ST. PETERSBURG — More than $9 million will finance research projects focusing on effects of the Deepwater Horizon oil spill, including some at Sarasota’s Mote Marine Laboratory.
The Florida Institute of Oceanography Council, representing a consortium of public and private marine science centers and institutes, on Thursday chose 27 projects for a share of about $10 million supplied by the oil company BP, said Vickie Chachere, news manager for the University of South Florida.
Among those recommended were several under the auspices of Mote, according to a list of the projects posted at the council’s Internet website, www.fio.usf.edu.

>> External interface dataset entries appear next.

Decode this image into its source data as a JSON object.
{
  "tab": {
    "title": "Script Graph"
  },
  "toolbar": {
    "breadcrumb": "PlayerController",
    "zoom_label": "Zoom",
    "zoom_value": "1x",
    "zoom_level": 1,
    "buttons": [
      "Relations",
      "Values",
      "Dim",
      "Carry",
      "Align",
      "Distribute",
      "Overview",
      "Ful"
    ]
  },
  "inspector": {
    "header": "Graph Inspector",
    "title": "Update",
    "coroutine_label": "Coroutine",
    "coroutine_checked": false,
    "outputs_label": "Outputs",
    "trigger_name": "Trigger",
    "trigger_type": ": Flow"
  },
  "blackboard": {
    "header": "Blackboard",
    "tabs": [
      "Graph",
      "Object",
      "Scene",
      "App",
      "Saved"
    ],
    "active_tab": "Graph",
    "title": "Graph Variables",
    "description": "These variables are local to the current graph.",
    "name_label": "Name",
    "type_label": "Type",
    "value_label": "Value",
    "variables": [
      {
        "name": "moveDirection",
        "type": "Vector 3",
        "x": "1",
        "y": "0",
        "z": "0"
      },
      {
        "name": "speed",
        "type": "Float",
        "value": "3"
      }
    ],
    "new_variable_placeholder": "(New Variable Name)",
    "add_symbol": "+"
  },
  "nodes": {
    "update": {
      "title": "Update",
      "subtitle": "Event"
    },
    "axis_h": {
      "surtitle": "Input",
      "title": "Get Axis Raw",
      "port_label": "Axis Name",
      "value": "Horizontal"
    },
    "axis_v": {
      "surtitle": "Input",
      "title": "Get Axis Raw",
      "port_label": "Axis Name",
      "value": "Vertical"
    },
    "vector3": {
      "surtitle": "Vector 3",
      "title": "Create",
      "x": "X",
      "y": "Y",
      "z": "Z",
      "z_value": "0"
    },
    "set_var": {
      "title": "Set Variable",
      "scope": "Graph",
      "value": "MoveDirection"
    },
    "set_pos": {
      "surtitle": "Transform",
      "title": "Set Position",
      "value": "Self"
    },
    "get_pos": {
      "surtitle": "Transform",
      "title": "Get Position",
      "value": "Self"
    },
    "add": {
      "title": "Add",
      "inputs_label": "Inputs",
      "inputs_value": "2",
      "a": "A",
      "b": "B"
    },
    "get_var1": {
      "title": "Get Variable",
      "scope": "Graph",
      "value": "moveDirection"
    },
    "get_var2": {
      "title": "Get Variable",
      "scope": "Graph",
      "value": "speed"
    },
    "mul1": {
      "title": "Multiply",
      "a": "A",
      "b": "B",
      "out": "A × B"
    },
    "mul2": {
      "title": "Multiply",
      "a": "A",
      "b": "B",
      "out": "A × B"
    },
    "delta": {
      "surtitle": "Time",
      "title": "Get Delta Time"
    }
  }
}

Mote researchers proposed working with colleagues from six other institutions to study estuarine bottlenose dolphin populations along the west Florida panhandle, according to the list.
Although Mote is located in Sarasota County, which remains pristine, parts of Florida’s northwest coast were polluted by BP’s runaway Deepwater Horizon well, which leaked more than 200 million gallons of oil before it was capped last month.
Other projects in which Mote researchers are slated to participate include a study of coral exposed to oil and dispersants, which BP used to help break up the spill; and an assessment of deep sea ecosystems exposed to oil, with an emphasis on sharks and scavengers, according to the list.
USF also will participate in a number of projects.
One project to be done jointly by USF, Florida State University and the University of Miami will seek to establish a coordinated approach to oil spill tracking, the list said.
One project proposed by Florida Atlantic University involves study of the effect of crude oil and the dispersant Corexit on three Gulf invertebrate species, the list said.
The council did not state how much money each project would get, but instead opted to ask researchers to revisit their individual cost estimates, and consider ways to save by sharing limited resources, such as vessel time, in an effort to further stretch research dollars, said Chachere.
Those negotiations will begin immediately, said William Hogarth, the council’s acting director and dean at USF’s College of Marine Science, she said.
In addition to the research awards, about $2 million is needed to fund ship time on council-operated vessels, the R/V Weatherbird II and the R/V Bellows, and vessels operated by member institutions, Chachere said.
Sara Kennedy, Herald reporter, can be reached at (941) 745-7031.